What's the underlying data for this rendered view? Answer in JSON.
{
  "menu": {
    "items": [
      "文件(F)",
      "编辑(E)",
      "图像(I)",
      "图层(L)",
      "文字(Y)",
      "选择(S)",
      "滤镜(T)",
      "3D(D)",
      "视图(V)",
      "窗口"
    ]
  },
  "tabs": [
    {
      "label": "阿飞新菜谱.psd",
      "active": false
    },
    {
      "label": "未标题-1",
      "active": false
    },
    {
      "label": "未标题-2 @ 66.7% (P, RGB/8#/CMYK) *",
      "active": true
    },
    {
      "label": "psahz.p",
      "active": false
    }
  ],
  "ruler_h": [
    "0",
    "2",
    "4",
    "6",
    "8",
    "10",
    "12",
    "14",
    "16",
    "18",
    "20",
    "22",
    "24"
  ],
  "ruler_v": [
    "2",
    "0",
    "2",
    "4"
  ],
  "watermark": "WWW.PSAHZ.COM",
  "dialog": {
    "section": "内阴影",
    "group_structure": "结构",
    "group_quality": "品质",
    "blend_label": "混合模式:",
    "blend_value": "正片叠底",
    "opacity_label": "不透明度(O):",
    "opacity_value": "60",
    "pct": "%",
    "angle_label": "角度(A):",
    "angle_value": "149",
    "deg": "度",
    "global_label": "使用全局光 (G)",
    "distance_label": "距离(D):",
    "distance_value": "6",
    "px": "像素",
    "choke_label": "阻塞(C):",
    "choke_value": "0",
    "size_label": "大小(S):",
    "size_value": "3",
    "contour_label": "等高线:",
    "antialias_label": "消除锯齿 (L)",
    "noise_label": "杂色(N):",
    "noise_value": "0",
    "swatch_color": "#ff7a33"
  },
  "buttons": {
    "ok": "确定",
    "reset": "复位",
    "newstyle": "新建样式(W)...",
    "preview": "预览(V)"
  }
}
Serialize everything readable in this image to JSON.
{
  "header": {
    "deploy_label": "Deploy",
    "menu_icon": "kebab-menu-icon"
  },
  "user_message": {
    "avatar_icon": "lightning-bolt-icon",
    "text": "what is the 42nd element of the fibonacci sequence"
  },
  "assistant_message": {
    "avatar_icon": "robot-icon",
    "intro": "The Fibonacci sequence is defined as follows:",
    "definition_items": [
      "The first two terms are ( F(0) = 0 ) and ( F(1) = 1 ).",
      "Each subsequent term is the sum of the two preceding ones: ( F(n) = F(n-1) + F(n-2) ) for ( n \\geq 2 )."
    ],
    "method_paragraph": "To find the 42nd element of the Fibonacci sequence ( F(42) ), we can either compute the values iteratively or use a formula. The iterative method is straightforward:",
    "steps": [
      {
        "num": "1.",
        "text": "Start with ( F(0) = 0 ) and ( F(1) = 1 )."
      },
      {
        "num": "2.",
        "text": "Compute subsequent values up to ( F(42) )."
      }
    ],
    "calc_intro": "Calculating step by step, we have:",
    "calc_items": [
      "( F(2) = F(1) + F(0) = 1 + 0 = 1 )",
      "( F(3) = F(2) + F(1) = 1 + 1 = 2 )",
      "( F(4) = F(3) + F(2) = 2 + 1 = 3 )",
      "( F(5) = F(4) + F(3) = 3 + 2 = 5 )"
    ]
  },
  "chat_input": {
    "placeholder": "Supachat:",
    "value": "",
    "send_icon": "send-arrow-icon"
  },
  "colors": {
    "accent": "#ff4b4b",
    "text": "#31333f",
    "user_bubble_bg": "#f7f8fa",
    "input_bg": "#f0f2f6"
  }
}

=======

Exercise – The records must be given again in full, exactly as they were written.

Solution to this exercise –
What's the underlying data for this rendered view? Answer in JSON.
{
  "menu": {
    "items": [
      "文件(F)",
      "编辑(E)",
      "图像(I)",
      "图层(L)",
      "文字(Y)",
      "选择(S)",
      "滤镜(T)",
      "3D(D)",
      "视图(V)",
      "窗口"
    ]
  },
  "tabs": [
    {
      "label": "阿飞新菜谱.psd",
      "active": false
    },
    {
      "label": "未标题-1",
      "active": false
    },
    {
      "label": "未标题-2 @ 66.7% (P, RGB/8#/CMYK) *",
      "active": true
    },
    {
      "label": "psahz.p",
      "active": false
    }
  ],
  "ruler_h": [
    "0",
    "2",
    "4",
    "6",
    "8",
    "10",
    "12",
    "14",
    "16",
    "18",
    "20",
    "22",
    "24"
  ],
  "ruler_v": [
    "2",
    "0",
    "2",
    "4"
  ],
  "watermark": "WWW.PSAHZ.COM",
  "dialog": {
    "section": "内阴影",
    "group_structure": "结构",
    "group_quality": "品质",
    "blend_label": "混合模式:",
    "blend_value": "正片叠底",
    "opacity_label": "不透明度(O):",
    "opacity_value": "60",
    "pct": "%",
    "angle_label": "角度(A):",
    "angle_value": "149",
    "deg": "度",
    "global_label": "使用全局光 (G)",
    "distance_label": "距离(D):",
    "distance_value": "6",
    "px": "像素",
    "choke_label": "阻塞(C):",
    "choke_value": "0",
    "size_label": "大小(S):",
    "size_value": "3",
    "contour_label": "等高线:",
    "antialias_label": "消除锯齿 (L)",
    "noise_label": "杂色(N):",
    "noise_value": "0",
    "swatch_color": "#ff7a33"
  },
  "buttons": {
    "ok": "确定",
    "reset": "复位",
    "newstyle": "新建样式(W)...",
    "preview": "预览(V)"
  }
}
Serialize everything readable in this image to JSON.
{
  "header": {
    "deploy_label": "Deploy",
    "menu_icon": "kebab-menu-icon"
  },
  "user_message": {
    "avatar_icon": "lightning-bolt-icon",
    "text": "what is the 42nd element of the fibonacci sequence"
  },
  "assistant_message": {
    "avatar_icon": "robot-icon",
    "intro": "The Fibonacci sequence is defined as follows:",
    "definition_items": [
      "The first two terms are ( F(0) = 0 ) and ( F(1) = 1 ).",
      "Each subsequent term is the sum of the two preceding ones: ( F(n) = F(n-1) + F(n-2) ) for ( n \\geq 2 )."
    ],
    "method_paragraph": "To find the 42nd element of the Fibonacci sequence ( F(42) ), we can either compute the values iteratively or use a formula. The iterative method is straightforward:",
    "steps": [
      {
        "num": "1.",
        "text": "Start with ( F(0) = 0 ) and ( F(1) = 1 )."
      },
      {
        "num": "2.",
        "text": "Compute subsequent values up to ( F(42) )."
      }
    ],
    "calc_intro": "Calculating step by step, we have:",
    "calc_items": [
      "( F(2) = F(1) + F(0) = 1 + 0 = 1 )",
      "( F(3) = F(2) + F(1) = 1 + 1 = 2 )",
      "( F(4) = F(3) + F(2) = 2 + 1 = 3 )",
      "( F(5) = F(4) + F(3) = 3 + 2 = 5 )"
    ]
  },
  "chat_input": {
    "placeholder": "Supachat:",
    "value": "",
    "send_icon": "send-arrow-icon"
  },
  "colors": {
    "accent": "#ff4b4b",
    "text": "#31333f",
    "user_bubble_bg": "#f7f8fa",
    "input_bg": "#f0f2f6"
  }
}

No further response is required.